  • Clothing: In conjunction with the TV and remote, see what different clothes look like on you and get the perfect fit, too.  The camera is taking videos of you and overlays the clothes on you.  What to change the color or size?  Just use the remote.
  • Jewelry: Watches are interesting.  Will the face be too big on the wrist?  Is it too masculine or feminine?  Use the Fire to see what it looks on you before you buy it.
  • Shoes: Afraid of getting the wrong size or that on you it looks ugly? Print the Amazon Sizing Grid.  Take the picture with the Fire of your feet on the grid.  See how it looks on you; get the right size shoe, including the correct width.  Now that it has this much info, why not now introduce custom show sizes?
  • Home: How will those towels look in your bathroom?  That patio furniture on your patio? That lamp on your end table?
  • You get the idea; use the camera with augmented reality to make the shopping experience more fun and with less risk.
Camera for Universal Videoconferencing What if your parents use Skype and you use Apple Facetime? One of you needs to change programs or you don’t get to communicate with each other. Amazon, with its data center prowess, could become the “universal adapter” for video services, and make money doing it. Skype, FaceTime, Google Video, Yahoo Messenger, it doesn’t matter. If you use Amazon’s service, you can connect to all of them. A stretch? Maybe, but remember, via Silk they know every site you go to and have a login as well. What’s to stop from the “embracing and extending” if they can further lock in customers? A Note on Living Room Gaming Amazon could relatively easily use the dock above, the included remote to enter living room gaming.  But they have a big issue.  Android 2.X looks horrible on the big screen.  Even Angry Birds.  I have tried racing games, too.  So Amazon would need to further break, or fork, from stock Android to make this happen.  Developers would need to do this, too.  When or if Google opens up Ice Cream Sandwich could be the time this happens.  I cannot imagine Amazon going after living room gaming without ICS, although tempting. Conclusion I have no inside information whatsoever on any future Amazon Kindle Fire.  BUT, it only makes sense for Amazon to introduce a higher-priced, higher-feature tablet to intercept the 10″ competitors.  Also, given Amazon’s business model, these features must drive Amazon.com store revenue, too.  This $299 Fire as I have laid out does all of these things.
Patrick Moorhead
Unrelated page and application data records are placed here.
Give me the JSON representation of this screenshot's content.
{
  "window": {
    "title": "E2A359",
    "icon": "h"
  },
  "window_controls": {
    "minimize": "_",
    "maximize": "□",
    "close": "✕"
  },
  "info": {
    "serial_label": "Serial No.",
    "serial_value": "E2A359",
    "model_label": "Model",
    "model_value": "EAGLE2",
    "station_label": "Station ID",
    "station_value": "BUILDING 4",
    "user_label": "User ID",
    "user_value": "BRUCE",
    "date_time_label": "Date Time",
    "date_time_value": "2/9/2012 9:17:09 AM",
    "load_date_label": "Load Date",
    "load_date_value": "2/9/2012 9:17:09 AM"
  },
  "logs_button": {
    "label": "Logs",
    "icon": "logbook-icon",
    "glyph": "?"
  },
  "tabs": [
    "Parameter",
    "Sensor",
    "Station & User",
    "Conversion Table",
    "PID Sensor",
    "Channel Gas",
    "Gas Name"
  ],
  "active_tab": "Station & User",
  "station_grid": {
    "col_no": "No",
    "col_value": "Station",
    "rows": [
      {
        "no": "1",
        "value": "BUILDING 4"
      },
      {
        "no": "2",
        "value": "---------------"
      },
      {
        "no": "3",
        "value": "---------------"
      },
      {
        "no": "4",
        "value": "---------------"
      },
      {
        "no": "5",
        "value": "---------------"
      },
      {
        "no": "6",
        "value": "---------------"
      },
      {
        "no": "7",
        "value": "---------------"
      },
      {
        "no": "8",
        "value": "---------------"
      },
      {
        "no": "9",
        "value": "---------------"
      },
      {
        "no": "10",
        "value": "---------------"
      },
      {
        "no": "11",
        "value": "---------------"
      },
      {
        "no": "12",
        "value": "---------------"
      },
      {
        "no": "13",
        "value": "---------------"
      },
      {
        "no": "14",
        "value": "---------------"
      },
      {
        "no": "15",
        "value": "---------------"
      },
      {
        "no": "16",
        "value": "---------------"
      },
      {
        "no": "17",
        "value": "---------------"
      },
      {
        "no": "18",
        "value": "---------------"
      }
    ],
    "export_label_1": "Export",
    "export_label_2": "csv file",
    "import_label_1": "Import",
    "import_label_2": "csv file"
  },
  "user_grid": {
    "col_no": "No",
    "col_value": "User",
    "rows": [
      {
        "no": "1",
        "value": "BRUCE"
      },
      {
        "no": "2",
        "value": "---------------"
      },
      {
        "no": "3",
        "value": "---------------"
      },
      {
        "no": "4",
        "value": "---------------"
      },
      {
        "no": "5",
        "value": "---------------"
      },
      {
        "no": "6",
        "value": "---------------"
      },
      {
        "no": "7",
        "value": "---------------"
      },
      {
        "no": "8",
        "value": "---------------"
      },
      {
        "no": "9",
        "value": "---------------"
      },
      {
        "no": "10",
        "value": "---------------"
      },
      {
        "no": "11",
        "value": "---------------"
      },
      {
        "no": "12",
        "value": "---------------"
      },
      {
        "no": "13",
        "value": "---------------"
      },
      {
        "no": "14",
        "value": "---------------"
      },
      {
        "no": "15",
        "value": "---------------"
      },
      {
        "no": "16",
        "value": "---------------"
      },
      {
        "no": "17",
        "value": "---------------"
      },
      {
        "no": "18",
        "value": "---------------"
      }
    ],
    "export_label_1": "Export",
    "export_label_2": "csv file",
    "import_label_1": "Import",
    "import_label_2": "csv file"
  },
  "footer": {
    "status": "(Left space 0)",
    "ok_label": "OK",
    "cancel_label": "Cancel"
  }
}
Patrick founded the firm based on his real-world world technology experiences with the understanding of what he wasn’t getting from analysts and consultants. Ten years later, Patrick is ranked #1 among technology industry analysts in terms of “power” (ARInsights)  in “press citations” (Apollo Research). Moorhead is a contributor at Forbes and frequently appears on CNBC. He is a broad-based analyst covering a wide variety of topics including the cloud, enterprise SaaS, collaboration, client computing, and semiconductors. He has 30 years of experience including 15 years of executive experience at high tech companies (NCR, AT&T, Compaq, now HP, and AMD) leading strategy, product management, product marketing, and corporate marketing, including three industry board appointments.